Select operators who indicated that no deals were signed during this period pointed out that opportunities remain rife and that new enquiries are continuing to come through.
It is anticipated that a lag will occur, with new owners typically being more cautious and waiting to see how recovery unfolds. Concerns have also been raised by owners around access to finance going forward as well as the willingness of the banks and financial institutions to fund hospitality projects at this point in time.
Whilst we haven’t seen any distressed sales at this point, with banks largely keeping hotels afloat, this may well change depending on the timeframes we’re looking at to a return to ‘new normal’ as well as the potential resurgence of the virus in certain areas.
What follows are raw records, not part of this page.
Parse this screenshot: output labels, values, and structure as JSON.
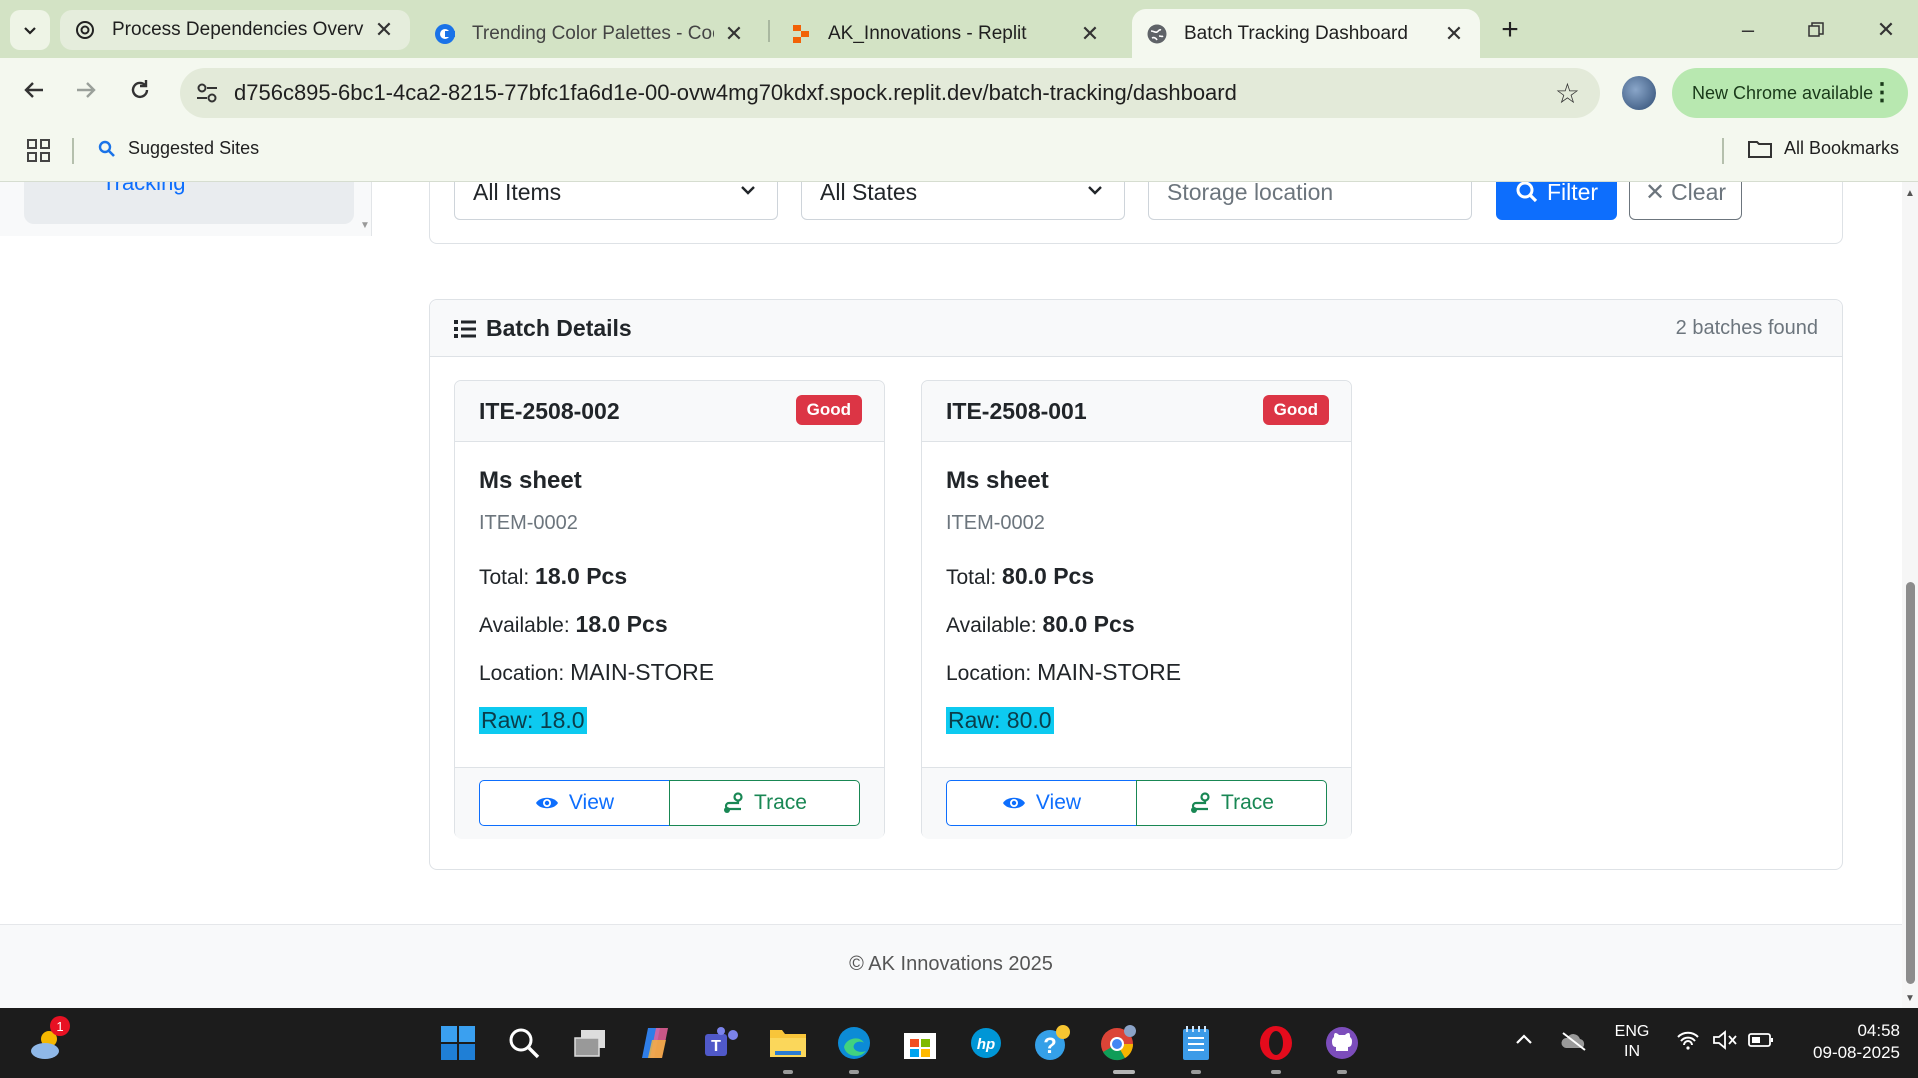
{
  "browser": {
    "tabs": [
      {
        "title": "Process Dependencies Overview",
        "icon": "openai-icon"
      },
      {
        "title": "Trending Color Palettes - Coolors",
        "icon": "coolors-icon"
      },
      {
        "title": "AK_Innovations - Replit",
        "icon": "replit-icon"
      },
      {
        "title": "Batch Tracking Dashboard",
        "icon": "globe-icon",
        "active": true
      }
    ],
    "url": "d756c895-6bc1-4ca2-8215-77bfc1fa6d1e-00-ovw4mg70kdxf.spock.replit.dev/batch-tracking/dashboard",
    "update_label": "New Chrome available",
    "bookmarks": {
      "suggested": "Suggested Sites",
      "all": "All Bookmarks"
    }
  },
  "sidebar": {
    "active_item_label": "Tracking"
  },
  "filters": {
    "item_select": "All Items",
    "state_select": "All States",
    "location_placeholder": "Storage location",
    "filter_button": "Filter",
    "clear_button": "Clear"
  },
  "batch_details": {
    "title": "Batch Details",
    "count_label": "2 batches found",
    "batches": [
      {
        "code": "ITE-2508-002",
        "status": "Good",
        "name": "Ms sheet",
        "item_code": "ITEM-0002",
        "total_label": "Total:",
        "total": "18.0 Pcs",
        "available_label": "Available:",
        "available": "18.0 Pcs",
        "location_label": "Location:",
        "location": "MAIN-STORE",
        "raw": "Raw: 18.0",
        "view_label": "View",
        "trace_label": "Trace"
      },
      {
        "code": "ITE-2508-001",
        "status": "Good",
        "name": "Ms sheet",
        "item_code": "ITEM-0002",
        "total_label": "Total:",
        "total": "80.0 Pcs",
        "available_label": "Available:",
        "available": "80.0 Pcs",
        "location_label": "Location:",
        "location": "MAIN-STORE",
        "raw": "Raw: 80.0",
        "view_label": "View",
        "trace_label": "Trace"
      }
    ]
  },
  "footer": {
    "copyright": "© AK Innovations 2025"
  },
  "taskbar": {
    "weather_badge": "1",
    "language": "ENG",
    "region": "IN",
    "time": "04:58",
    "date": "09-08-2025"
  },
  "colors": {
    "primary": "#0d6efd",
    "success": "#198754",
    "danger": "#dc3545",
    "info": "#0dcaf0",
    "tabstrip": "#d3e3c5",
    "toolbar": "#f4f8ef"
  }
}
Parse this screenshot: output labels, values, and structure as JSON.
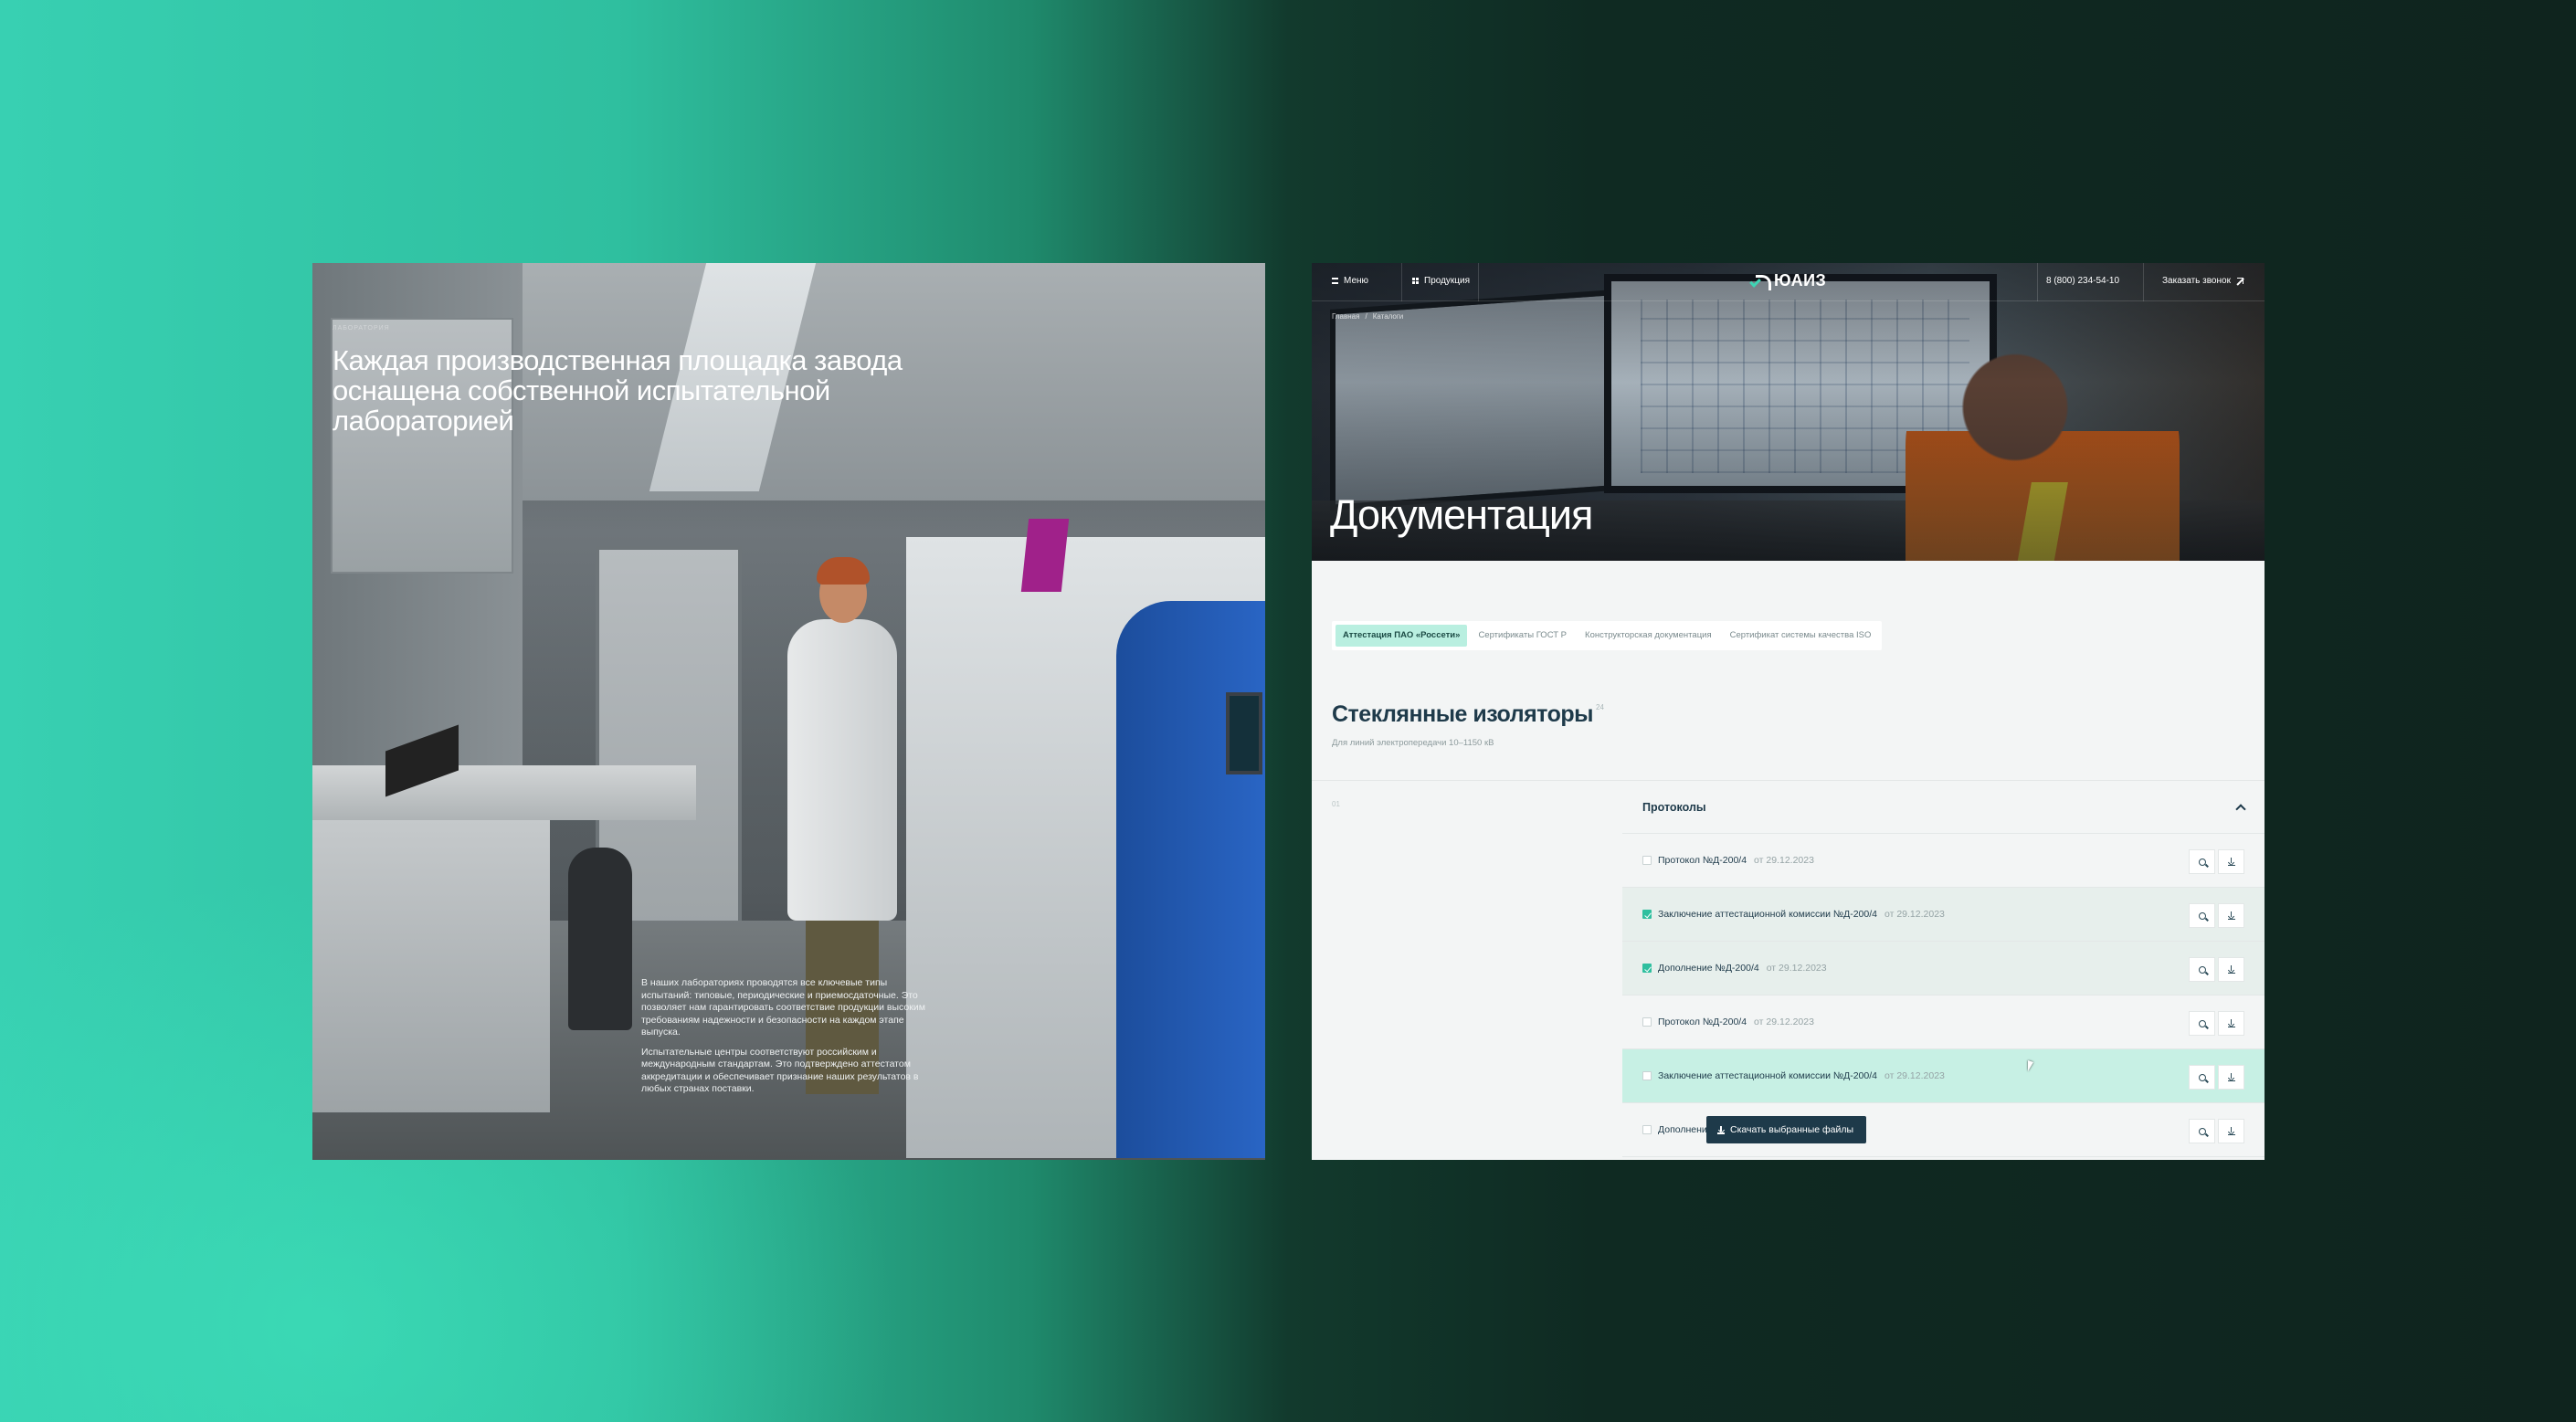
{
  "left_panel": {
    "kicker": "ЛАБОРАТОРИЯ",
    "title": "Каждая производственная площадка завода оснащена собственной испытательной лабораторией",
    "paragraphs": [
      "В наших лабораториях проводятся все ключевые типы испытаний: типовые, периодические и приемосдаточные. Это позволяет нам гарантировать соответствие продукции высоким требованиям надежности и безопасности на каждом этапе выпуска.",
      "Испытательные центры соответствуют российским и международным стандартам. Это подтверждено аттестатом аккредитации и обеспечивает признание наших результатов в любых странах поставки."
    ]
  },
  "right_panel": {
    "nav": {
      "menu_label": "Меню",
      "products_label": "Продукция",
      "logo_text": "ЮАИЗ",
      "phone": "8 (800) 234-54-10",
      "callback_label": "Заказать звонок"
    },
    "breadcrumb": {
      "home": "Главная",
      "separator": "/",
      "current": "Каталоги"
    },
    "hero_title": "Документация",
    "tabs": [
      {
        "label": "Аттестация ПАО «Россети»",
        "active": true
      },
      {
        "label": "Сертификаты ГОСТ Р",
        "active": false
      },
      {
        "label": "Конструкторская документация",
        "active": false
      },
      {
        "label": "Сертификат системы качества ISO",
        "active": false
      }
    ],
    "section": {
      "title": "Стеклянные изоляторы",
      "count": "24",
      "subtitle": "Для линий электропередачи 10–1150 кВ",
      "index": "01"
    },
    "group": {
      "title": "Протоколы",
      "rows": [
        {
          "name": "Протокол №Д-200/4",
          "date": "от 29.12.2023",
          "checked": false,
          "state": "normal"
        },
        {
          "name": "Заключение аттестационной комиссии №Д-200/4",
          "date": "от 29.12.2023",
          "checked": true,
          "state": "checked"
        },
        {
          "name": "Дополнение №Д-200/4",
          "date": "от 29.12.2023",
          "checked": true,
          "state": "checked"
        },
        {
          "name": "Протокол №Д-200/4",
          "date": "от 29.12.2023",
          "checked": false,
          "state": "normal"
        },
        {
          "name": "Заключение аттестационной комиссии №Д-200/4",
          "date": "от 29.12.2023",
          "checked": false,
          "state": "hover"
        },
        {
          "name": "Дополнение",
          "date": "",
          "checked": false,
          "state": "normal"
        }
      ]
    },
    "download_button": "Скачать выбранные файлы"
  },
  "colors": {
    "accent": "#2fbf9f",
    "accent_light": "#b9efe0",
    "dark_blue": "#1e3a4a"
  }
}
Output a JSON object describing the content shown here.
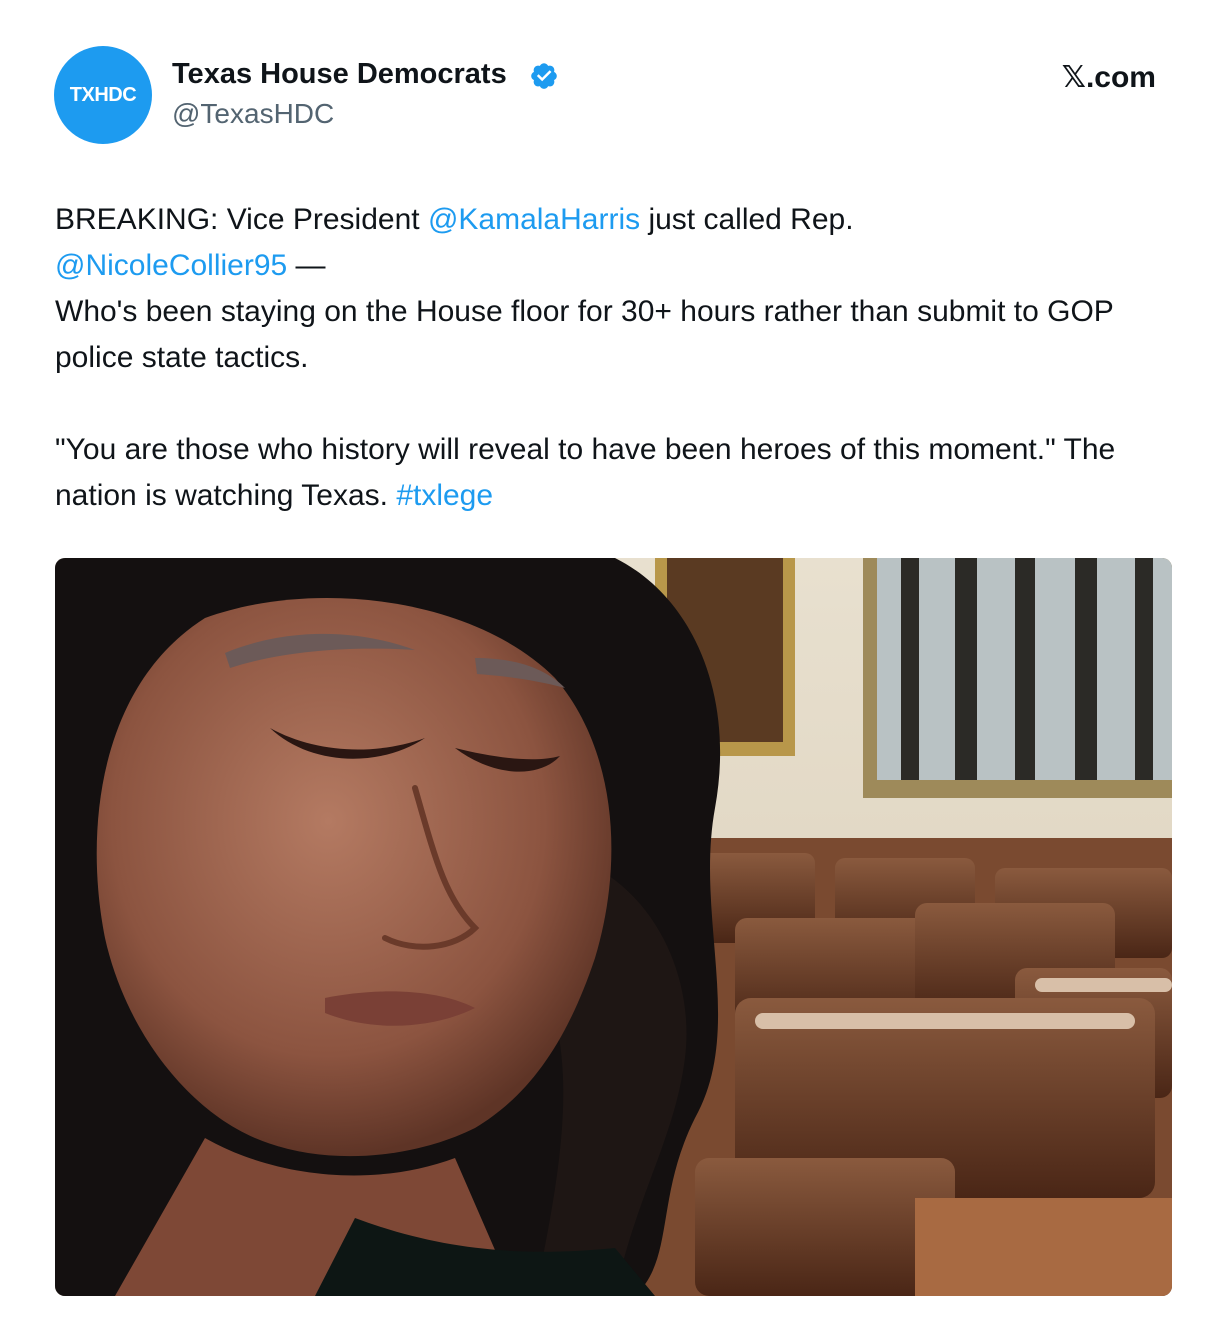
{
  "author": {
    "display_name": "Texas House Democrats",
    "handle": "@TexasHDC",
    "avatar_text": "TXHDC",
    "verified": true
  },
  "source": {
    "label": "𝕏.com"
  },
  "tweet": {
    "p1": {
      "t1": "BREAKING: Vice President ",
      "mention1": "@KamalaHarris",
      "t2": " just called Rep.",
      "mention2": "@NicoleCollier95",
      "t3": " —",
      "t4": "Who's been staying on the House floor for 30+ hours rather than submit to GOP police state tactics."
    },
    "p2": {
      "t1": "\"You are those who history will reveal to have been heroes of this moment.\" The nation is watching Texas. ",
      "hashtag": "#txlege"
    }
  },
  "colors": {
    "link": "#1d9bf0",
    "text": "#0f1419",
    "secondary_text": "#536471",
    "verified_badge": "#1d9bf0"
  },
  "icons": {
    "verified": "verified-badge-icon",
    "avatar": "texas-state-logo"
  }
}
The next two to three months will prove to be crucial, as many hospitality businesses do not have plans in place to ensure sustainability post this period.
Opportunity sees operators doing it differently
In several instances, feedback from large operators indicates a distinct shift towards conversions over greenfield development going forward, with a more flexible approach to the renovations and PIP costs.
Some operators are viewing this time as an opportunity to finalise forward planning during lockdown. In several instances they have been able to take advantage of government support during this period in order to ensure they are able to streamline and accelerate internal approval processes, create more flexibility around brand stance, enhance their ability to pitch their products correctly to the local market and offer greater value and affordable experiences along with analysing fee structures over a select period.
Whilst lockdowns have placed many hospitality businesses and investors in a stalemate position over the past few months, we’ve noticed a positive change over the past few weeks as more as more hospitality businesses resume activities and we see a significant uptick in the commissioning of hospitality advisory assignments.
It is reasonable to assume that a more cautious approach will be taken by hotel owners and investors in evaluating their investment strategy.
Independent hotel owners may indeed find it more difficult than the larger international brands to weather this current scenario. This too because branded hotels, and their new highly publicised hygiene protocols, may make for a more secure market and therefore allow them to see a more effective bounce-back and recovery.
Additionally those markets that are strongest in the area of domestic business travel (and then domestic leisure) should be amongst the first to recover. Indeed, focusing on the local market is what helped Asia recover from the SARS epidemic in the early 2000s.
For those owners and operators taking the time to understand the changing markets we are facing, and willing to adapt to drive new demand, the medium to long-term outlook remains good. At HTI Consulting we continue to believe in the tourism potential in the region and strongly encourage further support from governments and brand managers to allow owners to minimise further losses and support recovery.
Despite current challenges and the overall uncertainty that trouble us all, there will be better times ahead and the travel market will eventually emerge stronger and more resilient. As governments slowly roll back travel restrictions and prepare to reopen society, the future winners are those that build a future based on a strong risk mitigation approach and display flexibility and innovation.